* What you are asked to do: Each line of the records containing "meet" is to be copied out and returned.

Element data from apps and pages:

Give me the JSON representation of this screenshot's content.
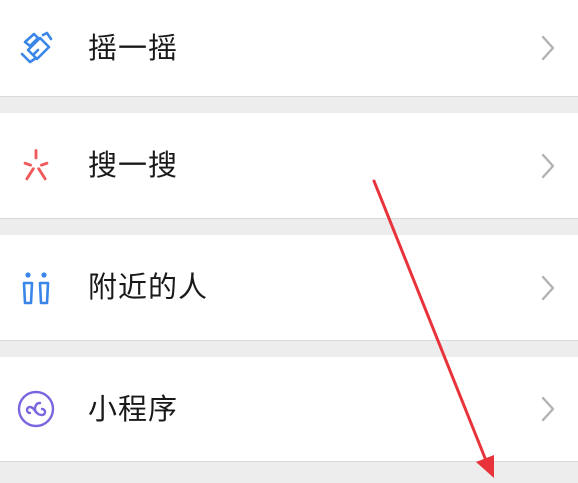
{
  "menu": {
    "items": [
      {
        "label": "摇一摇",
        "icon": "shake-icon"
      },
      {
        "label": "搜一搜",
        "icon": "search-spark-icon"
      },
      {
        "label": "附近的人",
        "icon": "people-nearby-icon"
      },
      {
        "label": "小程序",
        "icon": "mini-program-icon"
      }
    ]
  },
  "colors": {
    "background": "#ededed",
    "row": "#ffffff",
    "text": "#191919",
    "chevron": "#b2b2b2",
    "shake_icon": "#3a86e8",
    "search_icon": "#f05a5a",
    "people_icon": "#3a86e8",
    "mini_program_icon": "#7a67e0",
    "annotation_arrow": "#e8333a"
  }
}
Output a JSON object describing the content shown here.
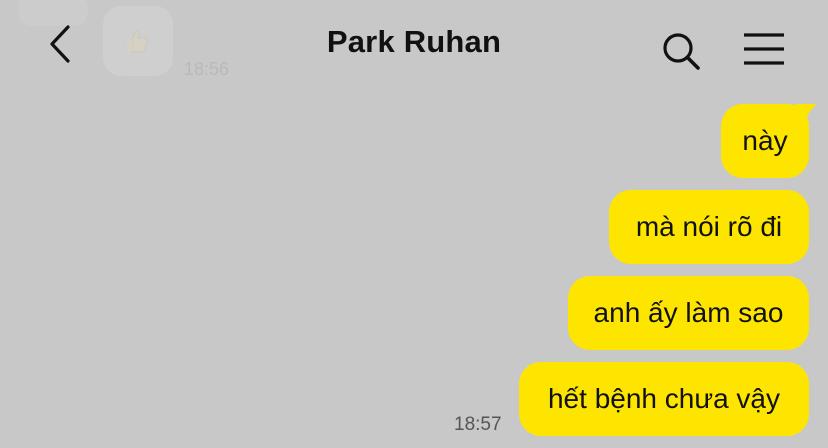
{
  "header": {
    "title": "Park Ruhan",
    "back_icon": "chevron-left-icon",
    "search_icon": "search-icon",
    "menu_icon": "hamburger-menu-icon"
  },
  "background_message": {
    "time": "18:56",
    "icon": "thumbs-up-icon"
  },
  "messages": [
    {
      "text": "này"
    },
    {
      "text": "mà nói rõ đi"
    },
    {
      "text": "anh ấy làm sao"
    },
    {
      "text": "hết bệnh chưa vậy"
    }
  ],
  "last_time": "18:57",
  "colors": {
    "background": "#c8c8c8",
    "bubble": "#fee500",
    "text": "#111111"
  }
}
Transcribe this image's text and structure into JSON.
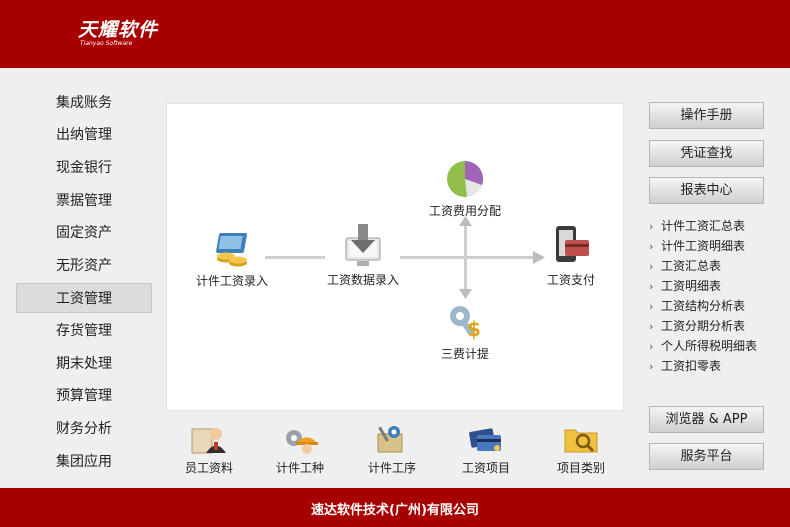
{
  "header": {
    "logo_cn": "天耀软件",
    "logo_en": "Tianyao Software"
  },
  "sidebar": {
    "items": [
      {
        "label": "集成账务"
      },
      {
        "label": "出纳管理"
      },
      {
        "label": "现金银行"
      },
      {
        "label": "票据管理"
      },
      {
        "label": "固定资产"
      },
      {
        "label": "无形资产"
      },
      {
        "label": "工资管理",
        "active": true
      },
      {
        "label": "存货管理"
      },
      {
        "label": "期末处理"
      },
      {
        "label": "预算管理"
      },
      {
        "label": "财务分析"
      },
      {
        "label": "集团应用"
      }
    ]
  },
  "flow": {
    "piece_entry": "计件工资录入",
    "salary_entry": "工资数据录入",
    "expense_alloc": "工资费用分配",
    "three_fees": "三费计提",
    "payment": "工资支付"
  },
  "bottom": {
    "employee": "员工资料",
    "piece_type": "计件工种",
    "piece_process": "计件工序",
    "salary_items": "工资项目",
    "item_category": "项目类别"
  },
  "right": {
    "manual": "操作手册",
    "voucher": "凭证查找",
    "report_center": "报表中心",
    "reports": [
      "计件工资汇总表",
      "计件工资明细表",
      "工资汇总表",
      "工资明细表",
      "工资结构分析表",
      "工资分期分析表",
      "个人所得税明细表",
      "工资扣零表"
    ],
    "browser": "浏览器 & APP",
    "service": "服务平台"
  },
  "footer": {
    "company": "速达软件技术(广州)有限公司"
  },
  "colors": {
    "brand_red": "#a80000",
    "panel_bg": "#efefef"
  }
}
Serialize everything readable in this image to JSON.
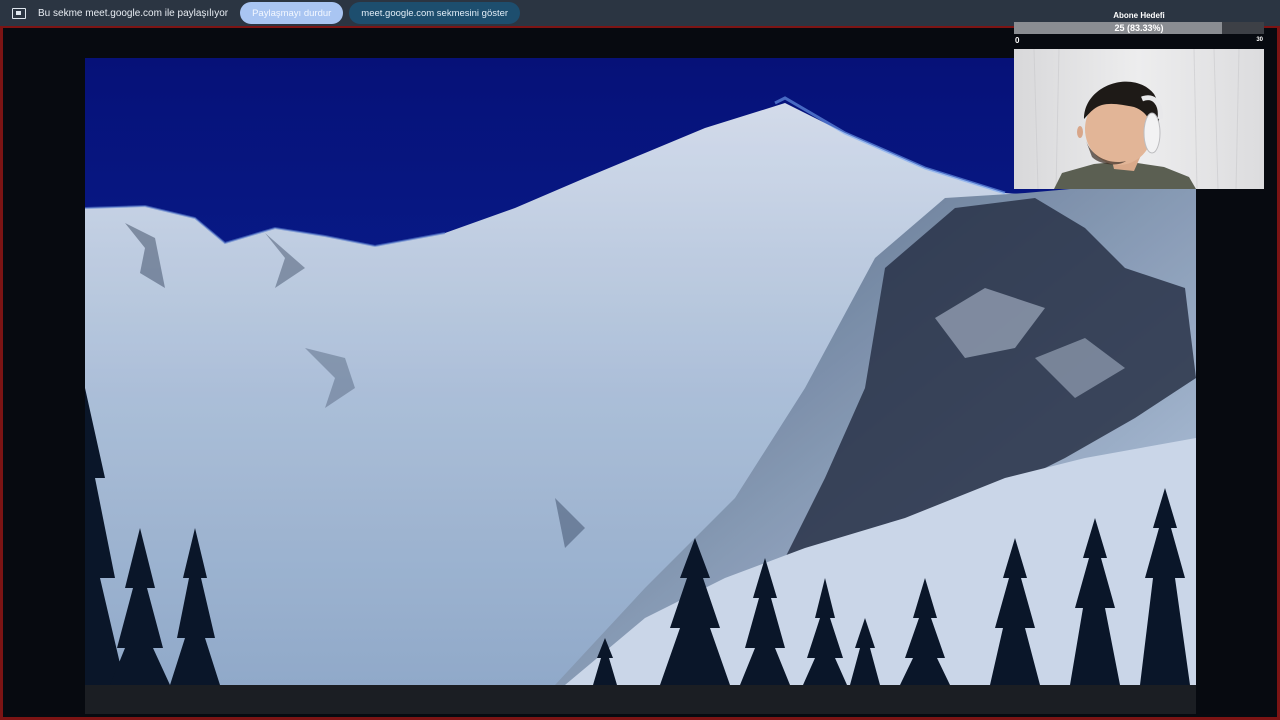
{
  "share_bar": {
    "icon": "screen-share-icon",
    "message": "Bu sekme meet.google.com ile paylaşılıyor",
    "stop_label": "Paylaşmayı durdur",
    "show_label": "meet.google.com sekmesini göster"
  },
  "shared_content": {
    "image": "snowy-mountain-landscape"
  },
  "subscriber_goal": {
    "title": "Abone Hedefi",
    "progress_text": "25 (83.33%)",
    "current": 25,
    "goal": 30,
    "progress_fraction": 0.8333,
    "min_label": "0",
    "max_label": "30"
  },
  "webcam": {
    "content": "person-with-headphones"
  },
  "colors": {
    "frame_border": "#7c1414",
    "share_bar_bg": "#2b3542",
    "stop_button_bg": "#a9c5f2",
    "show_button_bg": "#1d4e6e",
    "sky": "#0a1a8a"
  }
}
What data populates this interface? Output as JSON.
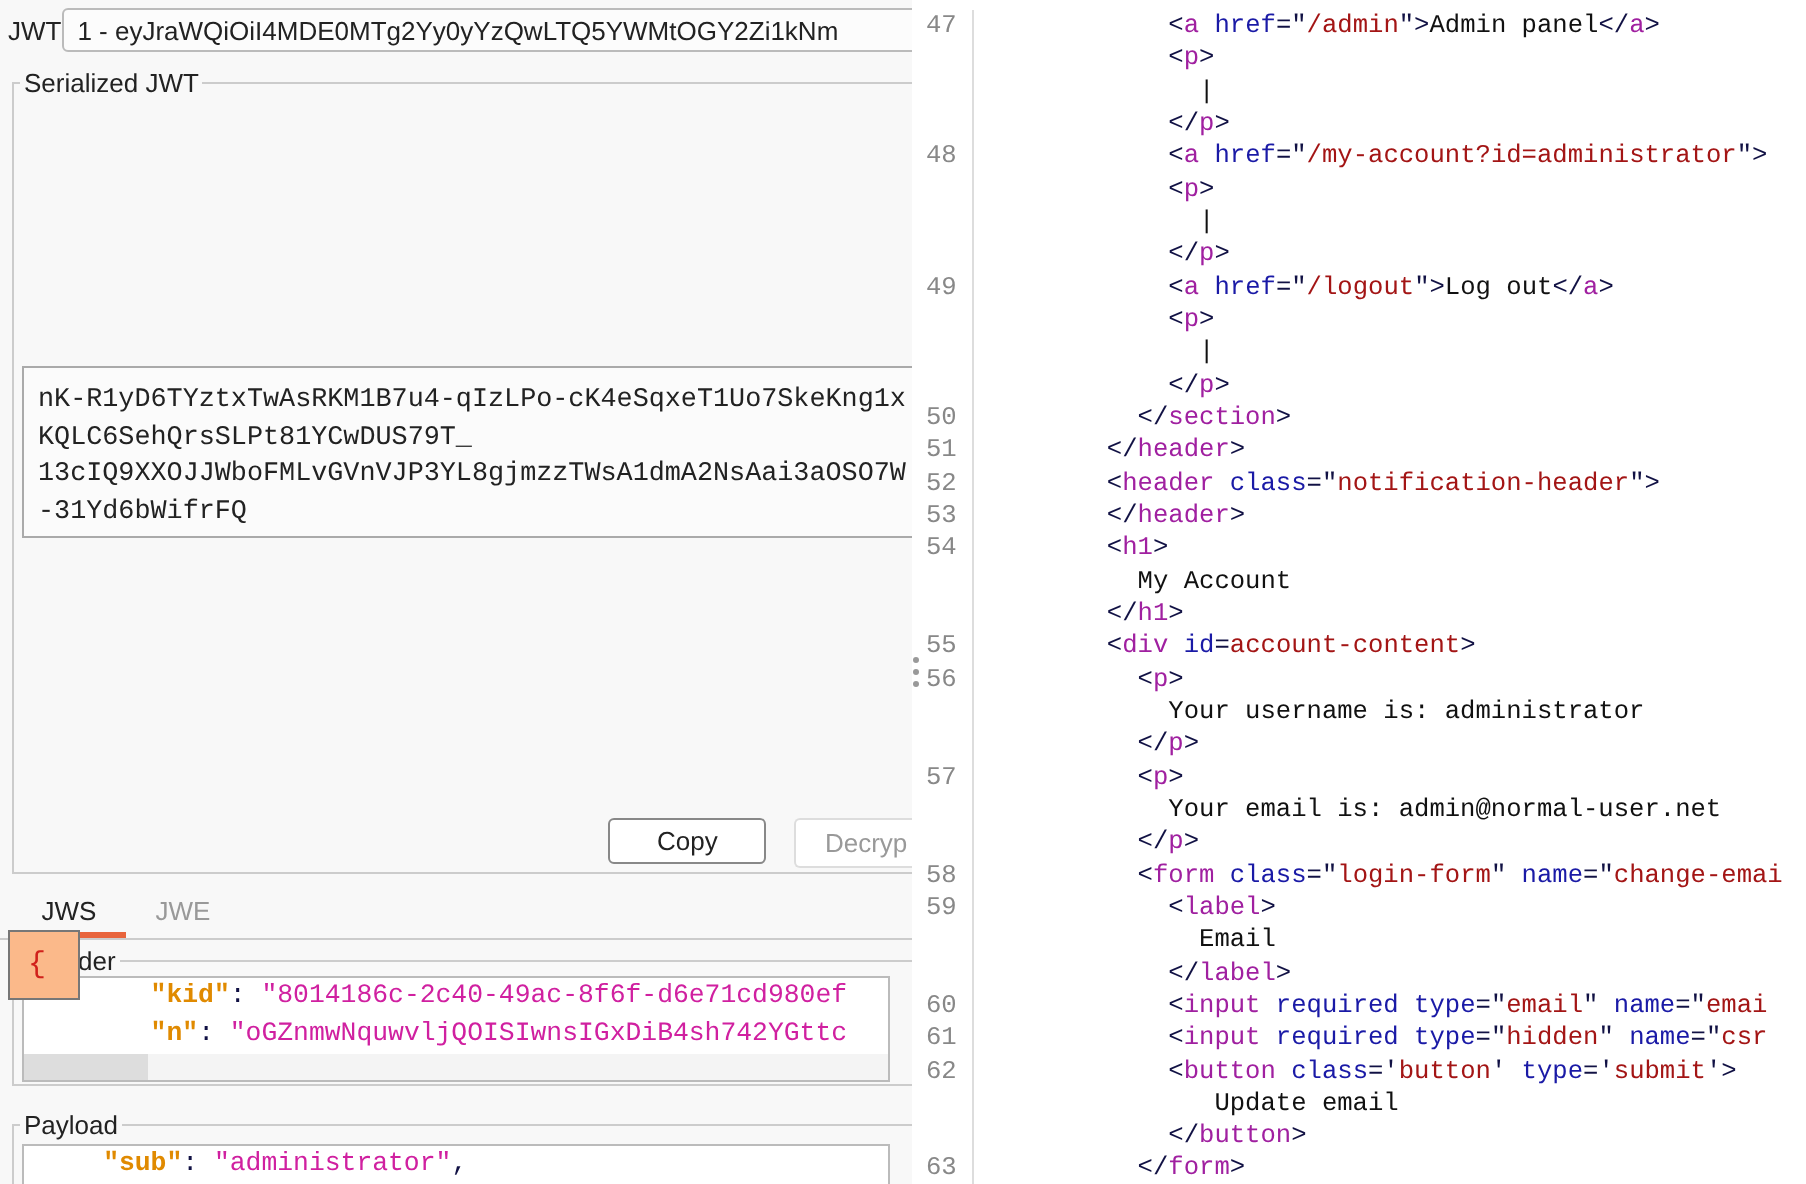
{
  "jwt_selector": {
    "label": "JWT",
    "value": "1 - eyJraWQiOiI4MDE0MTg2Yy0yYzQwLTQ5YWMtOGY2Zi1kNm"
  },
  "serialized_jwt": {
    "title": "Serialized JWT",
    "lines": [
      "nK-R1yD6TYztxTwAsRKM1B7u4-qIzLPo-cK4eSqxeT1Uo7SkeKng1x",
      "KQLC6SehQrsSLPt81YCwDUS79T_",
      "13cIQ9XXOJJWboFMLvGVnVJP3YL8gjmzzTWsA1dmA2NsAai3aOSO7W",
      "-31Yd6bWifrFQ"
    ],
    "buttons": [
      {
        "label": "Copy",
        "disabled": false
      },
      {
        "label": "Decryp",
        "disabled": true
      }
    ]
  },
  "tabs": [
    {
      "label": "JWS",
      "selected": true
    },
    {
      "label": "JWE",
      "selected": false
    }
  ],
  "header": {
    "title": "der",
    "popup": "{",
    "lines": [
      [
        {
          "kind": "key",
          "text": "        \"kid\""
        },
        {
          "kind": "p",
          "text": ": "
        },
        {
          "kind": "str",
          "text": "\"8014186c-2c40-49ac-8f6f-d6e71cd980ef"
        }
      ],
      [
        {
          "kind": "key",
          "text": "        \"n\""
        },
        {
          "kind": "p",
          "text": ": "
        },
        {
          "kind": "str",
          "text": "\"oGZnmwNquwvljQOISIwnsIGxDiB4sh742YGttc"
        }
      ]
    ]
  },
  "payload": {
    "title": "Payload",
    "lines": [
      [
        {
          "kind": "key",
          "text": "     \"sub\""
        },
        {
          "kind": "p",
          "text": ": "
        },
        {
          "kind": "str",
          "text": "\"administrator\""
        },
        {
          "kind": "p",
          "text": ","
        }
      ]
    ]
  },
  "code_lines": [
    {
      "number": "47",
      "tokens": [
        {
          "kind": "p",
          "text": "            <"
        },
        {
          "kind": "tag",
          "text": "a"
        },
        {
          "kind": "attr",
          "text": " href"
        },
        {
          "kind": "p",
          "text": "=\""
        },
        {
          "kind": "val",
          "text": "/admin"
        },
        {
          "kind": "p",
          "text": "\">"
        },
        {
          "kind": "txt",
          "text": "Admin panel"
        },
        {
          "kind": "p",
          "text": "</"
        },
        {
          "kind": "tag",
          "text": "a"
        },
        {
          "kind": "p",
          "text": ">"
        }
      ]
    },
    {
      "tokens": [
        {
          "kind": "p",
          "text": "            <"
        },
        {
          "kind": "tag",
          "text": "p"
        },
        {
          "kind": "p",
          "text": ">"
        }
      ]
    },
    {
      "tokens": [
        {
          "kind": "txt",
          "text": "              |"
        }
      ]
    },
    {
      "tokens": [
        {
          "kind": "p",
          "text": "            </"
        },
        {
          "kind": "tag",
          "text": "p"
        },
        {
          "kind": "p",
          "text": ">"
        }
      ]
    },
    {
      "number": "48",
      "tokens": [
        {
          "kind": "p",
          "text": "            <"
        },
        {
          "kind": "tag",
          "text": "a"
        },
        {
          "kind": "attr",
          "text": " href"
        },
        {
          "kind": "p",
          "text": "=\""
        },
        {
          "kind": "val",
          "text": "/my-account?id=administrator"
        },
        {
          "kind": "p",
          "text": "\">"
        }
      ]
    },
    {
      "tokens": [
        {
          "kind": "p",
          "text": "            <"
        },
        {
          "kind": "tag",
          "text": "p"
        },
        {
          "kind": "p",
          "text": ">"
        }
      ]
    },
    {
      "tokens": [
        {
          "kind": "txt",
          "text": "              |"
        }
      ]
    },
    {
      "tokens": [
        {
          "kind": "p",
          "text": "            </"
        },
        {
          "kind": "tag",
          "text": "p"
        },
        {
          "kind": "p",
          "text": ">"
        }
      ]
    },
    {
      "number": "49",
      "tokens": [
        {
          "kind": "p",
          "text": "            <"
        },
        {
          "kind": "tag",
          "text": "a"
        },
        {
          "kind": "attr",
          "text": " href"
        },
        {
          "kind": "p",
          "text": "=\""
        },
        {
          "kind": "val",
          "text": "/logout"
        },
        {
          "kind": "p",
          "text": "\">"
        },
        {
          "kind": "txt",
          "text": "Log out"
        },
        {
          "kind": "p",
          "text": "</"
        },
        {
          "kind": "tag",
          "text": "a"
        },
        {
          "kind": "p",
          "text": ">"
        }
      ]
    },
    {
      "tokens": [
        {
          "kind": "p",
          "text": "            <"
        },
        {
          "kind": "tag",
          "text": "p"
        },
        {
          "kind": "p",
          "text": ">"
        }
      ]
    },
    {
      "tokens": [
        {
          "kind": "txt",
          "text": "              |"
        }
      ]
    },
    {
      "tokens": [
        {
          "kind": "p",
          "text": "            </"
        },
        {
          "kind": "tag",
          "text": "p"
        },
        {
          "kind": "p",
          "text": ">"
        }
      ]
    },
    {
      "number": "50",
      "tokens": [
        {
          "kind": "p",
          "text": "          </"
        },
        {
          "kind": "tag",
          "text": "section"
        },
        {
          "kind": "p",
          "text": ">"
        }
      ]
    },
    {
      "number": "51",
      "tokens": [
        {
          "kind": "p",
          "text": "        </"
        },
        {
          "kind": "tag",
          "text": "header"
        },
        {
          "kind": "p",
          "text": ">"
        }
      ]
    },
    {
      "number": "52",
      "tokens": [
        {
          "kind": "p",
          "text": "        <"
        },
        {
          "kind": "tag",
          "text": "header"
        },
        {
          "kind": "attr",
          "text": " class"
        },
        {
          "kind": "p",
          "text": "=\""
        },
        {
          "kind": "val",
          "text": "notification-header"
        },
        {
          "kind": "p",
          "text": "\">"
        }
      ]
    },
    {
      "number": "53",
      "tokens": [
        {
          "kind": "p",
          "text": "        </"
        },
        {
          "kind": "tag",
          "text": "header"
        },
        {
          "kind": "p",
          "text": ">"
        }
      ]
    },
    {
      "number": "54",
      "tokens": [
        {
          "kind": "p",
          "text": "        <"
        },
        {
          "kind": "tag",
          "text": "h1"
        },
        {
          "kind": "p",
          "text": ">"
        }
      ]
    },
    {
      "tokens": [
        {
          "kind": "txt",
          "text": "          My Account"
        }
      ]
    },
    {
      "tokens": [
        {
          "kind": "p",
          "text": "        </"
        },
        {
          "kind": "tag",
          "text": "h1"
        },
        {
          "kind": "p",
          "text": ">"
        }
      ]
    },
    {
      "number": "55",
      "tokens": [
        {
          "kind": "p",
          "text": "        <"
        },
        {
          "kind": "tag",
          "text": "div"
        },
        {
          "kind": "attr",
          "text": " id"
        },
        {
          "kind": "p",
          "text": "="
        },
        {
          "kind": "val",
          "text": "account-content"
        },
        {
          "kind": "p",
          "text": ">"
        }
      ]
    },
    {
      "number": "56",
      "tokens": [
        {
          "kind": "p",
          "text": "          <"
        },
        {
          "kind": "tag",
          "text": "p"
        },
        {
          "kind": "p",
          "text": ">"
        }
      ]
    },
    {
      "tokens": [
        {
          "kind": "txt",
          "text": "            Your username is: administrator"
        }
      ]
    },
    {
      "tokens": [
        {
          "kind": "p",
          "text": "          </"
        },
        {
          "kind": "tag",
          "text": "p"
        },
        {
          "kind": "p",
          "text": ">"
        }
      ]
    },
    {
      "number": "57",
      "tokens": [
        {
          "kind": "p",
          "text": "          <"
        },
        {
          "kind": "tag",
          "text": "p"
        },
        {
          "kind": "p",
          "text": ">"
        }
      ]
    },
    {
      "tokens": [
        {
          "kind": "txt",
          "text": "            Your email is: admin@normal-user.net"
        }
      ]
    },
    {
      "tokens": [
        {
          "kind": "p",
          "text": "          </"
        },
        {
          "kind": "tag",
          "text": "p"
        },
        {
          "kind": "p",
          "text": ">"
        }
      ]
    },
    {
      "number": "58",
      "tokens": [
        {
          "kind": "p",
          "text": "          <"
        },
        {
          "kind": "tag",
          "text": "form"
        },
        {
          "kind": "attr",
          "text": " class"
        },
        {
          "kind": "p",
          "text": "=\""
        },
        {
          "kind": "val",
          "text": "login-form"
        },
        {
          "kind": "p",
          "text": "\""
        },
        {
          "kind": "attr",
          "text": " name"
        },
        {
          "kind": "p",
          "text": "=\""
        },
        {
          "kind": "val",
          "text": "change-emai"
        }
      ]
    },
    {
      "number": "59",
      "tokens": [
        {
          "kind": "p",
          "text": "            <"
        },
        {
          "kind": "tag",
          "text": "label"
        },
        {
          "kind": "p",
          "text": ">"
        }
      ]
    },
    {
      "tokens": [
        {
          "kind": "txt",
          "text": "              Email"
        }
      ]
    },
    {
      "tokens": [
        {
          "kind": "p",
          "text": "            </"
        },
        {
          "kind": "tag",
          "text": "label"
        },
        {
          "kind": "p",
          "text": ">"
        }
      ]
    },
    {
      "number": "60",
      "tokens": [
        {
          "kind": "p",
          "text": "            <"
        },
        {
          "kind": "tag",
          "text": "input"
        },
        {
          "kind": "attr",
          "text": " required type"
        },
        {
          "kind": "p",
          "text": "=\""
        },
        {
          "kind": "val",
          "text": "email"
        },
        {
          "kind": "p",
          "text": "\""
        },
        {
          "kind": "attr",
          "text": " name"
        },
        {
          "kind": "p",
          "text": "=\""
        },
        {
          "kind": "val",
          "text": "emai"
        }
      ]
    },
    {
      "number": "61",
      "tokens": [
        {
          "kind": "p",
          "text": "            <"
        },
        {
          "kind": "tag",
          "text": "input"
        },
        {
          "kind": "attr",
          "text": " required type"
        },
        {
          "kind": "p",
          "text": "=\""
        },
        {
          "kind": "val",
          "text": "hidden"
        },
        {
          "kind": "p",
          "text": "\""
        },
        {
          "kind": "attr",
          "text": " name"
        },
        {
          "kind": "p",
          "text": "=\""
        },
        {
          "kind": "val",
          "text": "csr"
        }
      ]
    },
    {
      "number": "62",
      "tokens": [
        {
          "kind": "p",
          "text": "            <"
        },
        {
          "kind": "tag",
          "text": "button"
        },
        {
          "kind": "attr",
          "text": " class"
        },
        {
          "kind": "p",
          "text": "='"
        },
        {
          "kind": "val",
          "text": "button"
        },
        {
          "kind": "p",
          "text": "'"
        },
        {
          "kind": "attr",
          "text": " type"
        },
        {
          "kind": "p",
          "text": "='"
        },
        {
          "kind": "val",
          "text": "submit"
        },
        {
          "kind": "p",
          "text": "'>"
        }
      ]
    },
    {
      "tokens": [
        {
          "kind": "txt",
          "text": "               Update email"
        }
      ]
    },
    {
      "tokens": [
        {
          "kind": "p",
          "text": "            </"
        },
        {
          "kind": "tag",
          "text": "button"
        },
        {
          "kind": "p",
          "text": ">"
        }
      ]
    },
    {
      "number": "63",
      "tokens": [
        {
          "kind": "p",
          "text": "          </"
        },
        {
          "kind": "tag",
          "text": "form"
        },
        {
          "kind": "p",
          "text": ">"
        }
      ]
    }
  ]
}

* Task output:
    "message": "Bu sekme meet.google.com ile paylaşılıyor",
    "show_label": "meet.google.com sekmesini göster"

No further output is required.